MADRID (Reuters) - Spain on Monday halted for the second time in less than a year the auction of nationalised lender Catalunya Banc after offers fell short of the government's expectations.
The suspension of the sale is a blow to Spain's hopes of progressing quickly with the clean-up of its financial sector, laid low by a five-year-old property market crash, although it has until the end of 2016 to get the bank off its hands under a deal with its European partners.
Only two banks, top player Banco Santander SA and Banco Popular Espanol SA , presented non-binding offers for the rescued Catalan lender, two sources with knowledge of the process said.
A third, Banco de Sabadell SA , registered its interest, but without formalising its offer, a third source said, while BBVA SA , which had said it was studying a bid, did not present an offer, according to one of the first two sources.
"Two entities, Santander (Madrid: SAN.MC - news) and Popular (NasdaqGS: BPOP - news) , showed an interest, but it fell short of our objective of maximising the value for the taxpayer and we believe there may be better formulas," one of the sources said.
Spain's Economy Ministry and the four lenders mentioned in the process declined to comment.

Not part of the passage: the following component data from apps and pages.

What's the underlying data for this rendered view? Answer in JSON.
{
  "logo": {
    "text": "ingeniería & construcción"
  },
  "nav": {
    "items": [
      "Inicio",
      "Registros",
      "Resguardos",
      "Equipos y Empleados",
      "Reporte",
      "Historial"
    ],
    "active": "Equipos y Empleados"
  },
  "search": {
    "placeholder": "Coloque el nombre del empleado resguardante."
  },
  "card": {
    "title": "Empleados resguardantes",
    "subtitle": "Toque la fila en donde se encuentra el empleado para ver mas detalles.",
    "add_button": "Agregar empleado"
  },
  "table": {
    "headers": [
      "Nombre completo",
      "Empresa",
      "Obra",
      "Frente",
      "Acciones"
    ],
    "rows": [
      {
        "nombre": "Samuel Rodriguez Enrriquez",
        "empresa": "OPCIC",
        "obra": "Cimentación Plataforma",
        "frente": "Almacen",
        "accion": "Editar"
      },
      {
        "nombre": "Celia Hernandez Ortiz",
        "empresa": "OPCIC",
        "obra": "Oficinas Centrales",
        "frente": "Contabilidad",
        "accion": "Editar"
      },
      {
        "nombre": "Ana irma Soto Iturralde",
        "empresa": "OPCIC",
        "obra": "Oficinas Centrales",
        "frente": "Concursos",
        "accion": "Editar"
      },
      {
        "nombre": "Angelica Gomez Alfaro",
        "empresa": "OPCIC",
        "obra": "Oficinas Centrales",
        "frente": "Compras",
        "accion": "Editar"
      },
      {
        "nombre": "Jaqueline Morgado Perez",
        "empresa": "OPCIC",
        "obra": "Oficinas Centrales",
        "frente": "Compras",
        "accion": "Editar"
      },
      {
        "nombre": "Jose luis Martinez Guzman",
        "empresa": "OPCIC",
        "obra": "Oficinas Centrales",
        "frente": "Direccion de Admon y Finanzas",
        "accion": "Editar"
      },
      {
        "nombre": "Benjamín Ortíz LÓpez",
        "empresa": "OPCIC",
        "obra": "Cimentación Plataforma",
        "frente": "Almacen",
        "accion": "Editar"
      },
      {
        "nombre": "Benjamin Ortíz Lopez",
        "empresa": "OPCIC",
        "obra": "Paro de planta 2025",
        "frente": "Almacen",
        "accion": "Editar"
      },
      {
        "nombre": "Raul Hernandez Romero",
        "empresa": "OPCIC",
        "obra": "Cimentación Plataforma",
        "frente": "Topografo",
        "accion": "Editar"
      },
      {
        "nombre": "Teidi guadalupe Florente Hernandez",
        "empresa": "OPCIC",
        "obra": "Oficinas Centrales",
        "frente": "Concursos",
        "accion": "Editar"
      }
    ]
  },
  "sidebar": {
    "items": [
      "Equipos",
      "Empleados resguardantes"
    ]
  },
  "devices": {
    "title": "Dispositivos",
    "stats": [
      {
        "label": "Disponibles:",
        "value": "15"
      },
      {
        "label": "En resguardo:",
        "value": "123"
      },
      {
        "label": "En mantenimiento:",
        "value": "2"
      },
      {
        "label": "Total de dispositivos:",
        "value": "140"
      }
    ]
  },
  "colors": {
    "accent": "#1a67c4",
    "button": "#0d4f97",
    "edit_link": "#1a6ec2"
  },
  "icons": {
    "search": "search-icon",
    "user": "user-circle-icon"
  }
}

The first round of the auction, which had been due to close at the end of last week, was extended until later on Monday, but it was still not enough to save the process.
Spain interrupted the bank's sale last year when it began negotiating a rescue of up to 100 billion euros (86 billion pounds) from Europe for its ailing lenders. It began auctioning off the bank again in early 2013 and had hoped this sale would pave the way for more disposals of bailed out lenders, including NCG Banco, also known as NovaCaixaGalicia.
MINIMIZING THE COST
But several sources close to the process said one major sticking point was the government's refusal to include an asset protection scheme with the sale, which would shield prospective buyers from future losses at the expense of the state.
While previous disposals of state-rescued lenders included such a scheme, Catalunya Banc has been fully recapitalised and moved its rotten real estate assets to a so-called 'bad bank' set up by the government, leading the state to try to auction the lender without protection.
The lender also has one of the biggest market shares in the relatively wealthy region of Catalonia, adding to its attraction for healthy banks keen to expand in Spain.
A Spanish government source told Reuters last week that the FROB would not be rushed into selling the bank because it believed it now had good value and that it would rather call off the auction than sell it at a bad price.
In a statement released on Monday, the FROB - the restructuring fund through which the government owns the bank - said Catalunya Banc was now solid and solvent and that it had until the end of 2016 to sell it.
"The FROB therefore has enough time to look for the best options for Catalunya Banc in order to minimize the cost for the taxpayer," it added.
(Writing by Sarah White and Julien Toyer; Editing by Julien Toyer, Mark Potter and Andre Grenon)